Dataset records ->
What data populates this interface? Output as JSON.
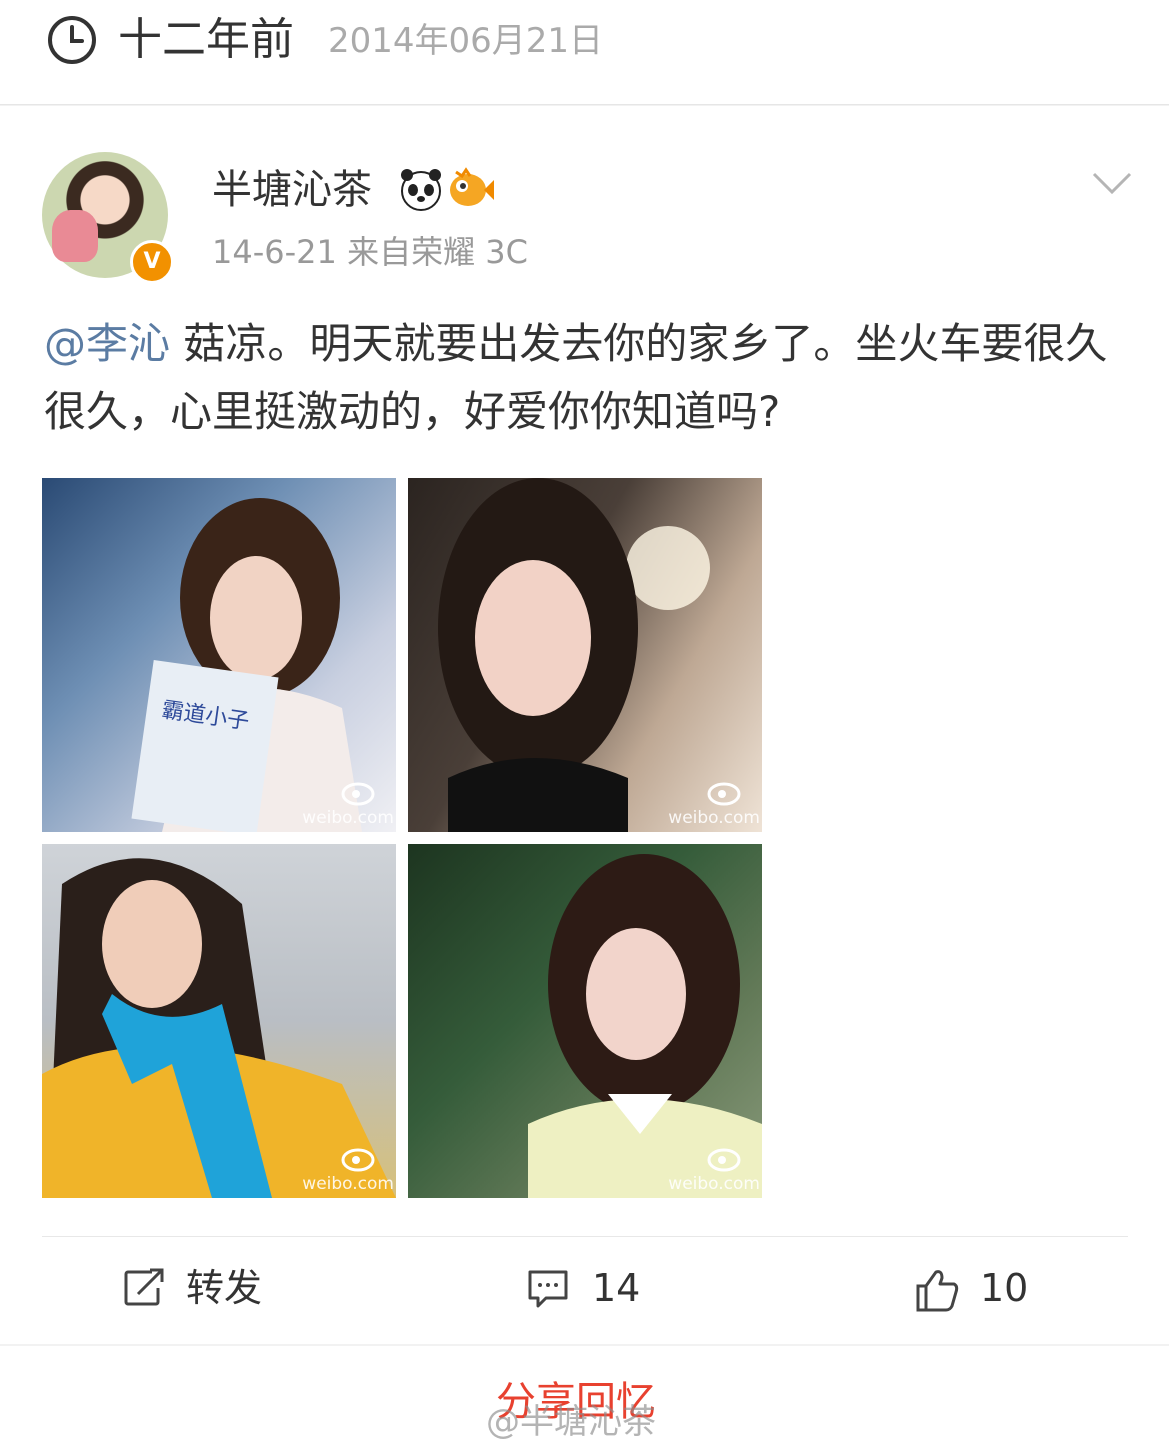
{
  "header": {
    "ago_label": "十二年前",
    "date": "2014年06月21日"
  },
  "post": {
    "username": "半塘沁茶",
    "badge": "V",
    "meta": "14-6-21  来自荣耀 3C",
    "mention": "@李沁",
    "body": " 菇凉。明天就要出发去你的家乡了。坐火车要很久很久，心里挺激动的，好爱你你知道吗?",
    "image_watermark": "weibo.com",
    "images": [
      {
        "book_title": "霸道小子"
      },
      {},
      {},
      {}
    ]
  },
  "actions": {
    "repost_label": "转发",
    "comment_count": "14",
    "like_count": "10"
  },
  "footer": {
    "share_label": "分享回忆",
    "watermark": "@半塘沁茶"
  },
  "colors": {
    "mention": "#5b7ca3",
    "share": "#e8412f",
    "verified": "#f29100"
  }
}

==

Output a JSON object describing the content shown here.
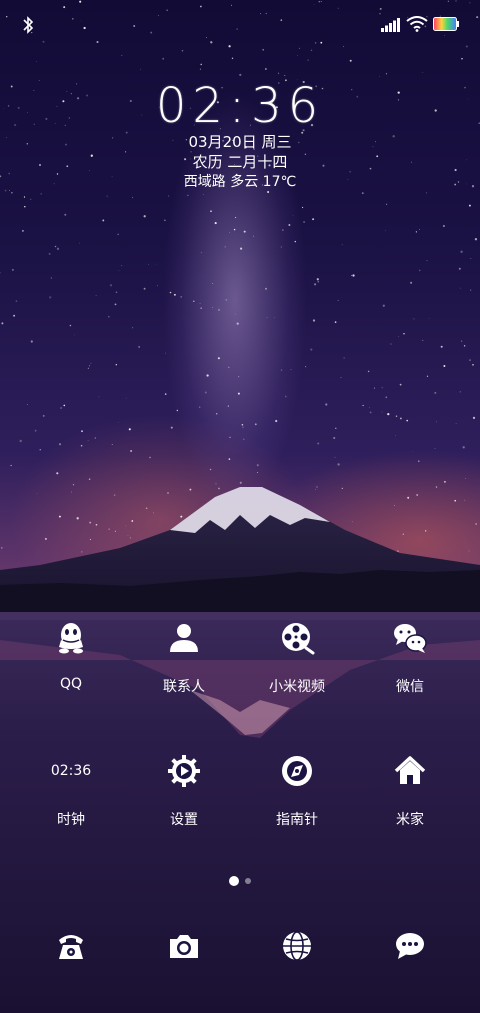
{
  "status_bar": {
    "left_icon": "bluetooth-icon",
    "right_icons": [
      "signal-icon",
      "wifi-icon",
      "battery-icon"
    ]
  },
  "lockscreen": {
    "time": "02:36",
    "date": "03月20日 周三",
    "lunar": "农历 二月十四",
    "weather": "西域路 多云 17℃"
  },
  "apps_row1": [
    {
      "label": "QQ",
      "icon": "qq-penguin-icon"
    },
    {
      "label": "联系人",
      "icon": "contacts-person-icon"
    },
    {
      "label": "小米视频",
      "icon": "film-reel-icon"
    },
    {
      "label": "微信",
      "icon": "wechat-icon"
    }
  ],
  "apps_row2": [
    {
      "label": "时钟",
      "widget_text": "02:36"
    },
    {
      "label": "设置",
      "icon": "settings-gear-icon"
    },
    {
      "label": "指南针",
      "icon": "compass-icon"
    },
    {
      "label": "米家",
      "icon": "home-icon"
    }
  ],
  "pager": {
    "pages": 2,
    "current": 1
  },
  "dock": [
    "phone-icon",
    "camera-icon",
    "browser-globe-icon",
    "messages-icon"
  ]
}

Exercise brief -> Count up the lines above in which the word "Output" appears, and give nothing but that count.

Answer for this exercise -> 2